You know, I don’t know the rules but there’s things that I think are just for me easy, easy pathways with cider, the things that are great is Because cider our cider I should say not all ciders this way, but it’s just very dry. And just the way for the most part American apple varieties are we try with stuff like Fonner and our state cider to push more towards tannic ciders, but even then it’s still inherently very acidic, right? Just because the pH of apples is lower than some other things. So, but that’s really good for cutting through fats. Right. So I think there’s like two easy pathways. And one is, I think about when I was young, my parents had this little uh, I think my grandma probably gave it to him this thing that said, something like a piece of apple pie. Without cheese is like a kiss without a squeeze or something. And so this thing of like apples and cheese, right. And that’s, that’s an easy pathway. They do go really well together all sorts of cider and all sorts of cheese just they weren’t, they weren’t. And it’s probably because of that fat and that ability to cut through it. And then the other one is I always say I always think it’s been I, you know, worked in the brewing brewing industry for a while. I don’t feel bad saying this. But I think cider is actually you always think beer and sausage, right? But cider and sausage or cider and pork is better. Like, whatever type of pork whether it’s a pork chop and cider, or some sausages and cider, they go really well together. And again, it’s just that that content and then the cider just cutting right through it.
Stephanie Hansen 11:39
I love that. Well, I’m anxious to have the opportunity to visit with you at the LAX and thanks for being a part of the dinner.

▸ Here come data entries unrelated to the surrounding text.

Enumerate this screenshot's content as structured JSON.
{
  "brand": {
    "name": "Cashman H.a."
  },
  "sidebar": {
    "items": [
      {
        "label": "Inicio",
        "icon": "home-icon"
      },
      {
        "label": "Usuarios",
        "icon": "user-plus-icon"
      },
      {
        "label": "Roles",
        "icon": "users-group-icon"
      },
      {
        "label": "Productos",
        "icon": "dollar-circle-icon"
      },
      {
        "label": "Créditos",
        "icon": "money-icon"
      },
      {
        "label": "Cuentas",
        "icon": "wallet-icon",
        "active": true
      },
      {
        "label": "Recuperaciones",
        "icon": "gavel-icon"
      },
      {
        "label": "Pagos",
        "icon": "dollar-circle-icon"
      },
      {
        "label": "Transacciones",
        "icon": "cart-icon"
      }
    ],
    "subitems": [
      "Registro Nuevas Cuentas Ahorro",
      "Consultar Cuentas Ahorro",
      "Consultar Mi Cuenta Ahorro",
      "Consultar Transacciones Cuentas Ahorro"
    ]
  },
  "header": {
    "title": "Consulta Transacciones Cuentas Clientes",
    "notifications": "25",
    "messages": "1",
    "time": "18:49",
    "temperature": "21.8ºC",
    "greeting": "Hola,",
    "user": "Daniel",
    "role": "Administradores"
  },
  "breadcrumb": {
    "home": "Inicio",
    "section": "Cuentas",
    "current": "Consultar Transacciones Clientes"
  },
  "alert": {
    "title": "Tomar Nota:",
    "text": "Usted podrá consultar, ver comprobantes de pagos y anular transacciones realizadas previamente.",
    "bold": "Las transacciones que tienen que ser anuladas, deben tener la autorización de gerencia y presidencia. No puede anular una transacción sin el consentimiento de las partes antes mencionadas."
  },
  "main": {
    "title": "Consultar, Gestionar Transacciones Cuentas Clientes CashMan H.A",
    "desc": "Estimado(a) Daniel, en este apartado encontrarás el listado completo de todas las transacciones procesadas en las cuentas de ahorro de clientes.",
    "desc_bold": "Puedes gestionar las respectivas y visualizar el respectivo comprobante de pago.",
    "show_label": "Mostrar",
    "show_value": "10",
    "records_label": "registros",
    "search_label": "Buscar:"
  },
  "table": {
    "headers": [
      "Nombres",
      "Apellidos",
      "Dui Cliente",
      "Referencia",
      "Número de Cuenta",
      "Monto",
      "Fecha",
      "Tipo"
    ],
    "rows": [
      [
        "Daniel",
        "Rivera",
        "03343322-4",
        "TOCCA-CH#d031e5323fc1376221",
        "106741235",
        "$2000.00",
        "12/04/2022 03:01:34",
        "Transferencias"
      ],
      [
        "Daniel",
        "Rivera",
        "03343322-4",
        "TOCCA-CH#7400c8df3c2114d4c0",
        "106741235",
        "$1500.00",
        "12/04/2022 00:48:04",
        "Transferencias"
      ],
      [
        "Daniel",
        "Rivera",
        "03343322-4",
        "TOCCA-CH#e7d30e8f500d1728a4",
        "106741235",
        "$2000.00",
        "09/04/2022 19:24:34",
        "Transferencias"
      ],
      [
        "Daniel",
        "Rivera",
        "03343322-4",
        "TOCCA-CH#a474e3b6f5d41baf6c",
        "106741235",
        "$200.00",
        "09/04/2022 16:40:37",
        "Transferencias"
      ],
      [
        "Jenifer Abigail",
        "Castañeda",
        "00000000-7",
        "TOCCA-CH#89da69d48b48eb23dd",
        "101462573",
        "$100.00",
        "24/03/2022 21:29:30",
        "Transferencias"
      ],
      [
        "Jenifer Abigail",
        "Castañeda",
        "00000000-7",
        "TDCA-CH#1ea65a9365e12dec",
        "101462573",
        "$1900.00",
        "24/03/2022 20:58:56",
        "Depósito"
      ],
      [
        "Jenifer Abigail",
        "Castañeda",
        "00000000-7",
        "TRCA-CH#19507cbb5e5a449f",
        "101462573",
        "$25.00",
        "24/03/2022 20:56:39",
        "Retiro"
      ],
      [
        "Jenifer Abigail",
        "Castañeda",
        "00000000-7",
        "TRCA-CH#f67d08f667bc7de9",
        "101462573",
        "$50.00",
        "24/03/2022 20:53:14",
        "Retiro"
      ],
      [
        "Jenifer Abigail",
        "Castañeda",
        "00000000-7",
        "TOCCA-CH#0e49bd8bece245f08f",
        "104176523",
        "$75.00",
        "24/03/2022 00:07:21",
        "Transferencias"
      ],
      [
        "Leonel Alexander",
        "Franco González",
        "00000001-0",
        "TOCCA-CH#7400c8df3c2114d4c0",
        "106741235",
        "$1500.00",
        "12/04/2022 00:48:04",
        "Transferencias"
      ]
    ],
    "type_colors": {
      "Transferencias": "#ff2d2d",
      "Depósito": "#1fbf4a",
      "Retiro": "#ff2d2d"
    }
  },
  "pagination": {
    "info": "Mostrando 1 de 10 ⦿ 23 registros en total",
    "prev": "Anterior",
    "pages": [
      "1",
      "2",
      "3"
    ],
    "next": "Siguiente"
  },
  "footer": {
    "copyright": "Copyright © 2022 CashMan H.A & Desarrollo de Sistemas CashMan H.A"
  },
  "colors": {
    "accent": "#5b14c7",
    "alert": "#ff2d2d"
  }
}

I’ll put a link up for people to get tickets, and we’ll be anxious to learn more about your sighters we’ll see you in October, Adam. Okay, great. Yeah. Okay, yeah. Bye bye.
Transcribed by https://otter.ai